Defeated MPs will get up to $15,000 from Canadian taxpayers to aid their transition into the workforce, among other benefits.

The 48 MPs who were defeated in the October 21 federal election will be getting $15,000 in allowances to pay for a career transition program or other career-related expenses like tuition for further education and office supplies.

Defeated MPs are also entitled to four return trip flights anywhere in Canada for job interviews or other career-related reasons.

This compensation is significantly more generous than what ordinary Canadians receive when they are fired.

The compensation is even more generous for MPs who chose not to seek another term.

MPs who decided not to run again received severance pay from the taxpayer amounting to around $1,619,000, or an average of $89,944 per MP.

Furthermore, the 18 MPs who had not served a minimum six years, which is required to get a pension, will instead receive half their annual salary as severance.

In 2018, MPs earned an annual salary of $153,900, and cabinet ministers earned $264,400.

They will also get their sizeable pension contributions back with interest.

For context, the severance pay required by law in Ontario for someone in that pay-grade who worked for four years would be entitled to less than $14,000.

MPs who have served the required six years in the House will be able to receive one of the most generous pensions in Canada once they turn 65.

The contribution rate of MPs in 2019 at the maximum contribution stood at 20.64%, meanwhile ordinary public sector employees received only 8.68%.

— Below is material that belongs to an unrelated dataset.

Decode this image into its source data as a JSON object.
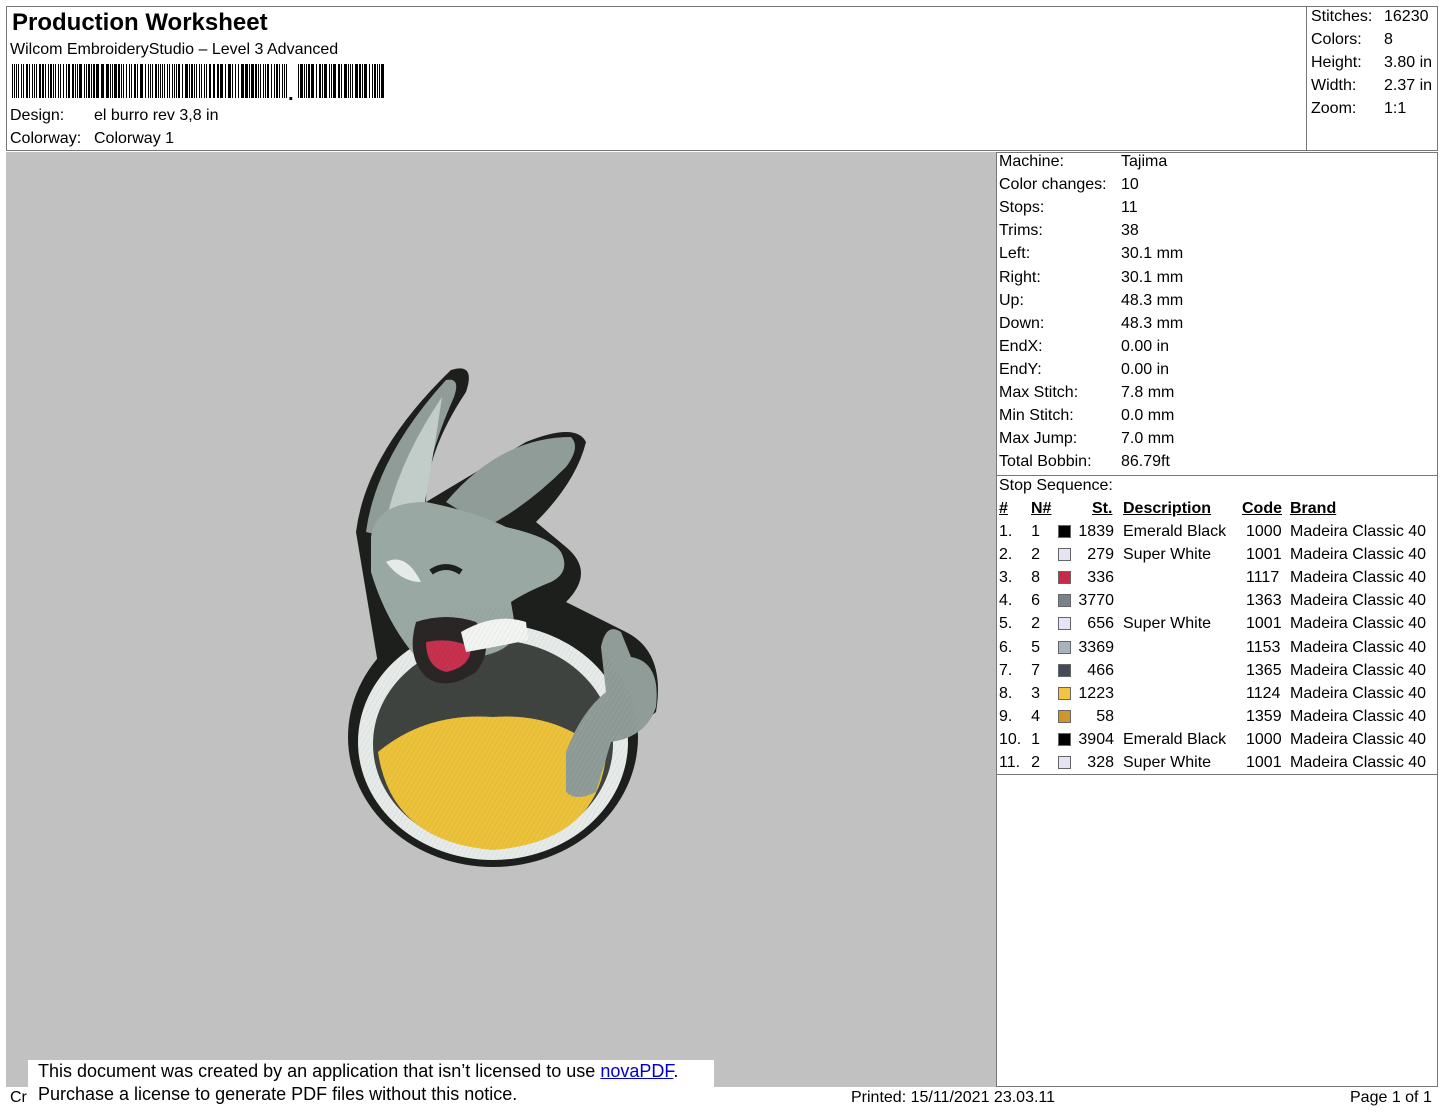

Combined with near-annual pay raises, being an MP is a highly lucrative profession, regardless if they got re-elected in October.